It’s really hard to narrow something like that down. The most unexpected song on the album was ‘Cranes of Potter’. I never could have foreseen writing that story and that song until it almost fell into my lap from the world. It's kind of an interesting story with how it came to be...
A few years ago, I was headed to the studio, where I record and rehearse with my band. I think this was for rehearsal for Mountain Stage. I'm driving in Potter township, in Pennsylvania, and I'm just about to get to the higher river when I see this huge skyline and hundreds of cranes to my left, and I've never seen anything like it, it was a profound sight.
So when I got to the studio, I asked my guys what was going on over there by the river.
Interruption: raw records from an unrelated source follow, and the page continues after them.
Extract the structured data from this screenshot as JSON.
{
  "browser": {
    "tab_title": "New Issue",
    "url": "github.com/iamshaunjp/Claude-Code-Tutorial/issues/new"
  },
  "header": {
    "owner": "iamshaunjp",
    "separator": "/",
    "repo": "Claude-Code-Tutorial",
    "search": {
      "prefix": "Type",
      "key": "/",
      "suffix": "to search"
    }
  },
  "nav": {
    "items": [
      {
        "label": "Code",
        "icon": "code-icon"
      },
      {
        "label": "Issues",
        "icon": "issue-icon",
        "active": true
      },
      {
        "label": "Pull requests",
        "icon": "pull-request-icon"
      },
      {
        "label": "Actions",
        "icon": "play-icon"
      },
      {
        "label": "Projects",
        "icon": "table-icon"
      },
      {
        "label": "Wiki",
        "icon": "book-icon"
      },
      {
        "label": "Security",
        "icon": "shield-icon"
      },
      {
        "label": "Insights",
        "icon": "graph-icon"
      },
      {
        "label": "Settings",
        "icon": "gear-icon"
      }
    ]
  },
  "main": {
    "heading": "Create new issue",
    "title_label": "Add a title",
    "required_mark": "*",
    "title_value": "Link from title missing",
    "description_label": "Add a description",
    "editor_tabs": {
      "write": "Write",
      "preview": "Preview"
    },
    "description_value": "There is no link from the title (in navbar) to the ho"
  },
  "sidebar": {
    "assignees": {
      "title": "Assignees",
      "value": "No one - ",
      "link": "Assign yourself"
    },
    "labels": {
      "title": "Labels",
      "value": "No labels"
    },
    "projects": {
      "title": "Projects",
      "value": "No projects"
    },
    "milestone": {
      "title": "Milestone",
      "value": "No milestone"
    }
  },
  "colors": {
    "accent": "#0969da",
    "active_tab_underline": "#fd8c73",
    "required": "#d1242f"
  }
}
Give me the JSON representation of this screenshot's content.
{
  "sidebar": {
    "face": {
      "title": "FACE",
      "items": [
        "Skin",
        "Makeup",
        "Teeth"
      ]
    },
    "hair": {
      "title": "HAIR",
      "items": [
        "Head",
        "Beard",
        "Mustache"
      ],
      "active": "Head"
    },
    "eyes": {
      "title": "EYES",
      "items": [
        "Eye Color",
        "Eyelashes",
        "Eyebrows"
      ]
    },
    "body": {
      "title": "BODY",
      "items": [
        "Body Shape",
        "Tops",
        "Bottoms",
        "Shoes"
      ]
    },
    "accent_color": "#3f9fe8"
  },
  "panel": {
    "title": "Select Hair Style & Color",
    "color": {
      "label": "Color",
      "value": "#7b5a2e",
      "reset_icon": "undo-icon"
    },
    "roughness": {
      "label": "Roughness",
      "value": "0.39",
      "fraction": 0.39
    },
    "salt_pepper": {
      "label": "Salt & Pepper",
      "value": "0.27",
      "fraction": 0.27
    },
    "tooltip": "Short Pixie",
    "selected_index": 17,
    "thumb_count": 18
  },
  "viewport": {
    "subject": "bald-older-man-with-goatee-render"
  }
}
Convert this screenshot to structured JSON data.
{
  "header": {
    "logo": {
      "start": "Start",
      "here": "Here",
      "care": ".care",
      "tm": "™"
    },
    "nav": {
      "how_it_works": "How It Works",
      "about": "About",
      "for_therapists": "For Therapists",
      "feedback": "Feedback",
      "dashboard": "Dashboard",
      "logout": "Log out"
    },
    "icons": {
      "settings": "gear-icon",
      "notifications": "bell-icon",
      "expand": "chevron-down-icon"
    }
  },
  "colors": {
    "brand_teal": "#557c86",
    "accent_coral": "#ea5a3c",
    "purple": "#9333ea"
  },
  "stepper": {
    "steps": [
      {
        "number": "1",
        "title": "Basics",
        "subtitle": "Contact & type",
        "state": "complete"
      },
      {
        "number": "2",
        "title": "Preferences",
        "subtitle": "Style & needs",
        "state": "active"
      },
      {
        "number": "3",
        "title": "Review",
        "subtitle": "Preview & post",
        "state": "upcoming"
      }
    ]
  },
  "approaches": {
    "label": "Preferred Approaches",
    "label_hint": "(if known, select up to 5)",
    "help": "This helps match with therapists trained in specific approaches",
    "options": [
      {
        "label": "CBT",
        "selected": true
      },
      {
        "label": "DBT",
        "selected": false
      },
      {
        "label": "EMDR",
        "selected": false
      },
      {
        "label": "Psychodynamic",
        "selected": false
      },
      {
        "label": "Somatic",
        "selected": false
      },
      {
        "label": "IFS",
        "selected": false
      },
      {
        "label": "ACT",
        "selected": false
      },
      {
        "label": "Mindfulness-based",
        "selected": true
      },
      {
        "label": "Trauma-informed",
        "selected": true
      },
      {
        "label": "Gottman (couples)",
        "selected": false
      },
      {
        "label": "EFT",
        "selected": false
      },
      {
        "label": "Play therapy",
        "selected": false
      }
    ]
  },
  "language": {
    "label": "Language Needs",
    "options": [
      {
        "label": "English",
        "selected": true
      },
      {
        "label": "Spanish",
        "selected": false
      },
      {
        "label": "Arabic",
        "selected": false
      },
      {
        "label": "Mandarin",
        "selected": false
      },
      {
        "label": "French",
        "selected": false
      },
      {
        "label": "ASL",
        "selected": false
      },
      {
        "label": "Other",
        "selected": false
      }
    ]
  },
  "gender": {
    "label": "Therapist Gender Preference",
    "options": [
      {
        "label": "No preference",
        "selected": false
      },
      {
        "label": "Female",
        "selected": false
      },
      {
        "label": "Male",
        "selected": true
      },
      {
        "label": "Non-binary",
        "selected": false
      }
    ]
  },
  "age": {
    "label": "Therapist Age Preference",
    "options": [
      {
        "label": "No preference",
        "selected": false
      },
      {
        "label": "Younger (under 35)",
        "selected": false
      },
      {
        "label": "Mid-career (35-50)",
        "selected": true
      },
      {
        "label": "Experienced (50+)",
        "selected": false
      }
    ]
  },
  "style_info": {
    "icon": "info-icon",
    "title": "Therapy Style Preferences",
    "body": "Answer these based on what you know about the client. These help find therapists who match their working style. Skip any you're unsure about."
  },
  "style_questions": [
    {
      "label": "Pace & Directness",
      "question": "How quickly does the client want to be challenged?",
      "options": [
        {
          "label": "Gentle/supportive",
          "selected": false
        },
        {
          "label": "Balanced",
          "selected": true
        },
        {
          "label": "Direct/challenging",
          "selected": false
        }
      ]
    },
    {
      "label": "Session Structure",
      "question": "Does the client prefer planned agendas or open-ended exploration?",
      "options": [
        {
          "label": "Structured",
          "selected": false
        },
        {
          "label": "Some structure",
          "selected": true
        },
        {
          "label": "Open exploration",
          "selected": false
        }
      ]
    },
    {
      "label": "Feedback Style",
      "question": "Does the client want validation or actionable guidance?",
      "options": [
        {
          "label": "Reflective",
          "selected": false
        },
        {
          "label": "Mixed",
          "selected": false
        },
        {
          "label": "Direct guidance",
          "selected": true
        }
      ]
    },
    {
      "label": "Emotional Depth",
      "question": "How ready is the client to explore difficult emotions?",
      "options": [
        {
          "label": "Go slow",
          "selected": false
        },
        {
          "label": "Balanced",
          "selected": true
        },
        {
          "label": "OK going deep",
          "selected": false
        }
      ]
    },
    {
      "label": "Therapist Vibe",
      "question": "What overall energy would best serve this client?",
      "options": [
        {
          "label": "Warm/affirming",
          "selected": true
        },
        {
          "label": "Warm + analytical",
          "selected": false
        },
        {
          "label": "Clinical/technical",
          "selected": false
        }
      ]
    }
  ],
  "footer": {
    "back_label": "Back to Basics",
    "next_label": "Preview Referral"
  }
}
They explained that someone was building this new cracker plant, which is where they break down natural gas and the different compounds to do different things, to make different things. Then they told me this really interesting story about when they were breaking ground for the plant, they found a body. So they called the police out and they processed the scene.
I think everybody might've been under the assumption that they just stumbled upon, maybe, a cold case body, you know? And the thing is, when they dated the bones, turns out the bones were 150 years old. Nobody had any idea, you know, who they belonged to or who it was. So, the next day I started, you know, fantasizing about the story behind that and who those bones belonged to. I came up with the character Claire and that saga of love and tragedy, 'Cranes of Potter'.
Who would be your dream collaboration?
I’d love to write one or sing one with Chris Knight. I believe he’s one of the best to have ever done this and I don’t think he gets the credit he deserves.
You can expect to see me out on the road a decent amount in the middle part of next year putting on one hell of a show!
How The Mighty Fall is out now